> Exercise goal:
Could you filter the records below down to the lines that include the word "title"?

(Records drawn from a dataset)
----
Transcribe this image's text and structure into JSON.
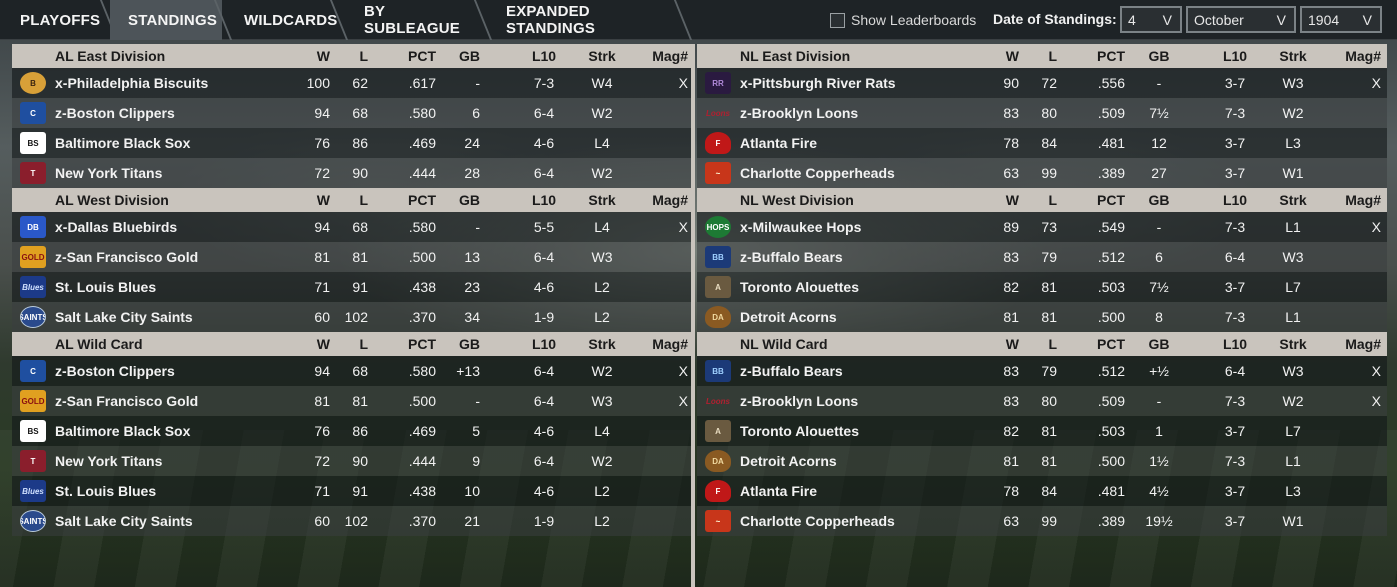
{
  "tabs": [
    "PLAYOFFS",
    "STANDINGS",
    "WILDCARDS",
    "BY SUBLEAGUE",
    "EXPANDED STANDINGS"
  ],
  "active_tab": "STANDINGS",
  "show_leaderboards_label": "Show Leaderboards",
  "date_label": "Date of Standings:",
  "date_day": "4",
  "date_month": "October",
  "date_year": "1904",
  "chevron": "V",
  "columns": [
    "W",
    "L",
    "PCT",
    "GB",
    "L10",
    "Strk",
    "Mag#"
  ],
  "left": [
    {
      "title": "AL East Division",
      "rows": [
        {
          "logo": "philadelphia-biscuits-logo",
          "logo_text": "B",
          "name": "x-Philadelphia Biscuits",
          "w": "100",
          "l": "62",
          "pct": ".617",
          "gb": "-",
          "l10": "7-3",
          "strk": "W4",
          "mag": "X"
        },
        {
          "logo": "boston-clippers-logo",
          "logo_text": "C",
          "name": "z-Boston Clippers",
          "w": "94",
          "l": "68",
          "pct": ".580",
          "gb": "6",
          "l10": "6-4",
          "strk": "W2",
          "mag": ""
        },
        {
          "logo": "baltimore-black-sox-logo",
          "logo_text": "BS",
          "name": "Baltimore Black Sox",
          "w": "76",
          "l": "86",
          "pct": ".469",
          "gb": "24",
          "l10": "4-6",
          "strk": "L4",
          "mag": ""
        },
        {
          "logo": "new-york-titans-logo",
          "logo_text": "T",
          "name": "New York Titans",
          "w": "72",
          "l": "90",
          "pct": ".444",
          "gb": "28",
          "l10": "6-4",
          "strk": "W2",
          "mag": ""
        }
      ]
    },
    {
      "title": "AL West Division",
      "rows": [
        {
          "logo": "dallas-bluebirds-logo",
          "logo_text": "DB",
          "name": "x-Dallas Bluebirds",
          "w": "94",
          "l": "68",
          "pct": ".580",
          "gb": "-",
          "l10": "5-5",
          "strk": "L4",
          "mag": "X"
        },
        {
          "logo": "san-francisco-gold-logo",
          "logo_text": "GOLD",
          "name": "z-San Francisco Gold",
          "w": "81",
          "l": "81",
          "pct": ".500",
          "gb": "13",
          "l10": "6-4",
          "strk": "W3",
          "mag": ""
        },
        {
          "logo": "st-louis-blues-logo",
          "logo_text": "Blues",
          "name": "St. Louis Blues",
          "w": "71",
          "l": "91",
          "pct": ".438",
          "gb": "23",
          "l10": "4-6",
          "strk": "L2",
          "mag": ""
        },
        {
          "logo": "salt-lake-city-saints-logo",
          "logo_text": "SAINTS",
          "name": "Salt Lake City Saints",
          "w": "60",
          "l": "102",
          "pct": ".370",
          "gb": "34",
          "l10": "1-9",
          "strk": "L2",
          "mag": ""
        }
      ]
    },
    {
      "title": "AL  Wild Card",
      "rows": [
        {
          "logo": "boston-clippers-logo",
          "logo_text": "C",
          "name": "z-Boston Clippers",
          "w": "94",
          "l": "68",
          "pct": ".580",
          "gb": "+13",
          "l10": "6-4",
          "strk": "W2",
          "mag": "X"
        },
        {
          "logo": "san-francisco-gold-logo",
          "logo_text": "GOLD",
          "name": "z-San Francisco Gold",
          "w": "81",
          "l": "81",
          "pct": ".500",
          "gb": "-",
          "l10": "6-4",
          "strk": "W3",
          "mag": "X"
        },
        {
          "logo": "baltimore-black-sox-logo",
          "logo_text": "BS",
          "name": "Baltimore Black Sox",
          "w": "76",
          "l": "86",
          "pct": ".469",
          "gb": "5",
          "l10": "4-6",
          "strk": "L4",
          "mag": ""
        },
        {
          "logo": "new-york-titans-logo",
          "logo_text": "T",
          "name": "New York Titans",
          "w": "72",
          "l": "90",
          "pct": ".444",
          "gb": "9",
          "l10": "6-4",
          "strk": "W2",
          "mag": ""
        },
        {
          "logo": "st-louis-blues-logo",
          "logo_text": "Blues",
          "name": "St. Louis Blues",
          "w": "71",
          "l": "91",
          "pct": ".438",
          "gb": "10",
          "l10": "4-6",
          "strk": "L2",
          "mag": ""
        },
        {
          "logo": "salt-lake-city-saints-logo",
          "logo_text": "SAINTS",
          "name": "Salt Lake City Saints",
          "w": "60",
          "l": "102",
          "pct": ".370",
          "gb": "21",
          "l10": "1-9",
          "strk": "L2",
          "mag": ""
        }
      ]
    }
  ],
  "right": [
    {
      "title": "NL East Division",
      "rows": [
        {
          "logo": "pittsburgh-river-rats-logo",
          "logo_text": "RR",
          "name": "x-Pittsburgh River Rats",
          "w": "90",
          "l": "72",
          "pct": ".556",
          "gb": "-",
          "l10": "3-7",
          "strk": "W3",
          "mag": "X"
        },
        {
          "logo": "brooklyn-loons-logo",
          "logo_text": "Loons",
          "name": "z-Brooklyn Loons",
          "w": "83",
          "l": "80",
          "pct": ".509",
          "gb": "7½",
          "l10": "7-3",
          "strk": "W2",
          "mag": ""
        },
        {
          "logo": "atlanta-fire-logo",
          "logo_text": "F",
          "name": "Atlanta Fire",
          "w": "78",
          "l": "84",
          "pct": ".481",
          "gb": "12",
          "l10": "3-7",
          "strk": "L3",
          "mag": ""
        },
        {
          "logo": "charlotte-copperheads-logo",
          "logo_text": "~",
          "name": "Charlotte Copperheads",
          "w": "63",
          "l": "99",
          "pct": ".389",
          "gb": "27",
          "l10": "3-7",
          "strk": "W1",
          "mag": ""
        }
      ]
    },
    {
      "title": "NL West Division",
      "rows": [
        {
          "logo": "milwaukee-hops-logo",
          "logo_text": "HOPS",
          "name": "x-Milwaukee Hops",
          "w": "89",
          "l": "73",
          "pct": ".549",
          "gb": "-",
          "l10": "7-3",
          "strk": "L1",
          "mag": "X"
        },
        {
          "logo": "buffalo-bears-logo",
          "logo_text": "BB",
          "name": "z-Buffalo Bears",
          "w": "83",
          "l": "79",
          "pct": ".512",
          "gb": "6",
          "l10": "6-4",
          "strk": "W3",
          "mag": ""
        },
        {
          "logo": "toronto-alouettes-logo",
          "logo_text": "A",
          "name": "Toronto  Alouettes",
          "w": "82",
          "l": "81",
          "pct": ".503",
          "gb": "7½",
          "l10": "3-7",
          "strk": "L7",
          "mag": ""
        },
        {
          "logo": "detroit-acorns-logo",
          "logo_text": "DA",
          "name": "Detroit Acorns",
          "w": "81",
          "l": "81",
          "pct": ".500",
          "gb": "8",
          "l10": "7-3",
          "strk": "L1",
          "mag": ""
        }
      ]
    },
    {
      "title": "NL  Wild Card",
      "rows": [
        {
          "logo": "buffalo-bears-logo",
          "logo_text": "BB",
          "name": "z-Buffalo Bears",
          "w": "83",
          "l": "79",
          "pct": ".512",
          "gb": "+½",
          "l10": "6-4",
          "strk": "W3",
          "mag": "X"
        },
        {
          "logo": "brooklyn-loons-logo",
          "logo_text": "Loons",
          "name": "z-Brooklyn Loons",
          "w": "83",
          "l": "80",
          "pct": ".509",
          "gb": "-",
          "l10": "7-3",
          "strk": "W2",
          "mag": "X"
        },
        {
          "logo": "toronto-alouettes-logo",
          "logo_text": "A",
          "name": "Toronto  Alouettes",
          "w": "82",
          "l": "81",
          "pct": ".503",
          "gb": "1",
          "l10": "3-7",
          "strk": "L7",
          "mag": ""
        },
        {
          "logo": "detroit-acorns-logo",
          "logo_text": "DA",
          "name": "Detroit Acorns",
          "w": "81",
          "l": "81",
          "pct": ".500",
          "gb": "1½",
          "l10": "7-3",
          "strk": "L1",
          "mag": ""
        },
        {
          "logo": "atlanta-fire-logo",
          "logo_text": "F",
          "name": "Atlanta Fire",
          "w": "78",
          "l": "84",
          "pct": ".481",
          "gb": "4½",
          "l10": "3-7",
          "strk": "L3",
          "mag": ""
        },
        {
          "logo": "charlotte-copperheads-logo",
          "logo_text": "~",
          "name": "Charlotte Copperheads",
          "w": "63",
          "l": "99",
          "pct": ".389",
          "gb": "19½",
          "l10": "3-7",
          "strk": "W1",
          "mag": ""
        }
      ]
    }
  ],
  "colors": {
    "header_band": "#c9c4bd",
    "topbar": "#1e2326",
    "active_tab": "#4d5459"
  }
}
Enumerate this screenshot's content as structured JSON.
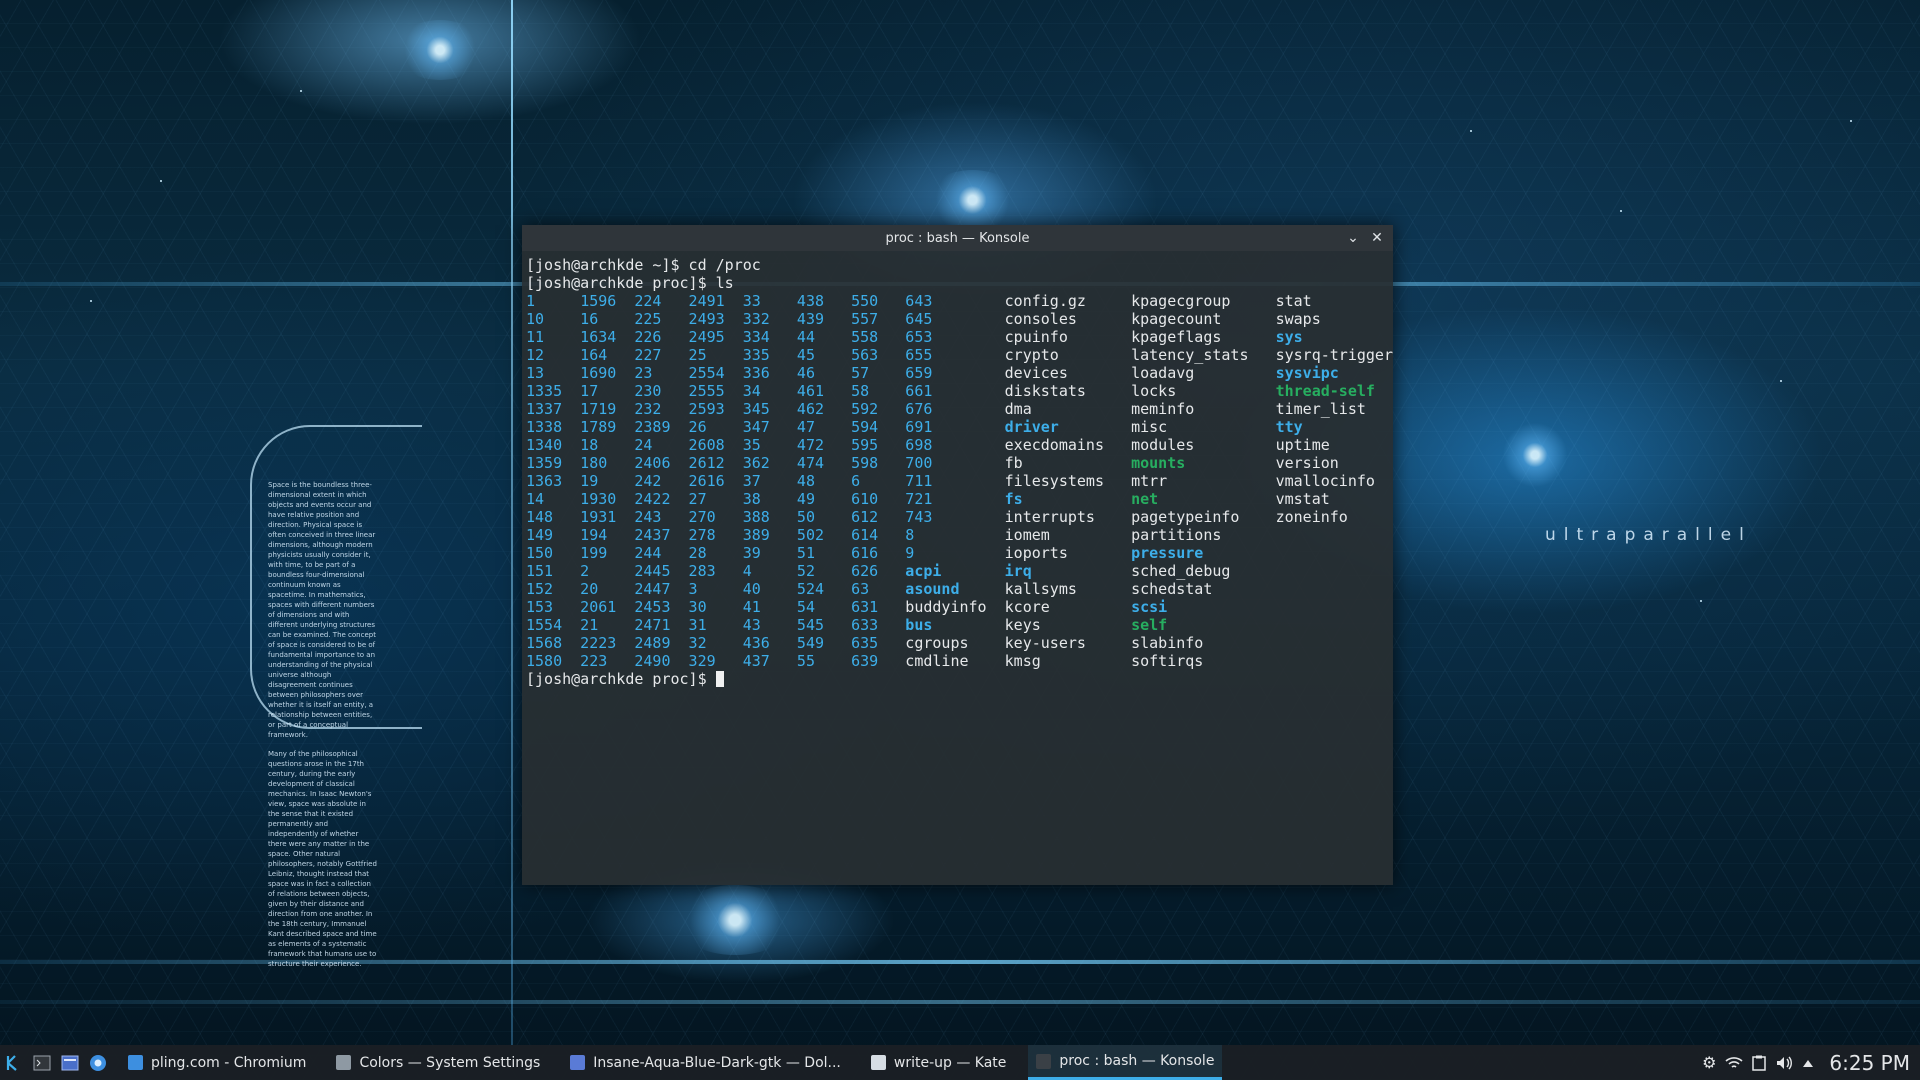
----
> Task response:
      "title": "AL East Division",
      "title": "AL West Division",
      "title": "AL  Wild Card",
      "title": "NL East Division",
      "title": "NL West Division",
      "title": "NL  Wild Card",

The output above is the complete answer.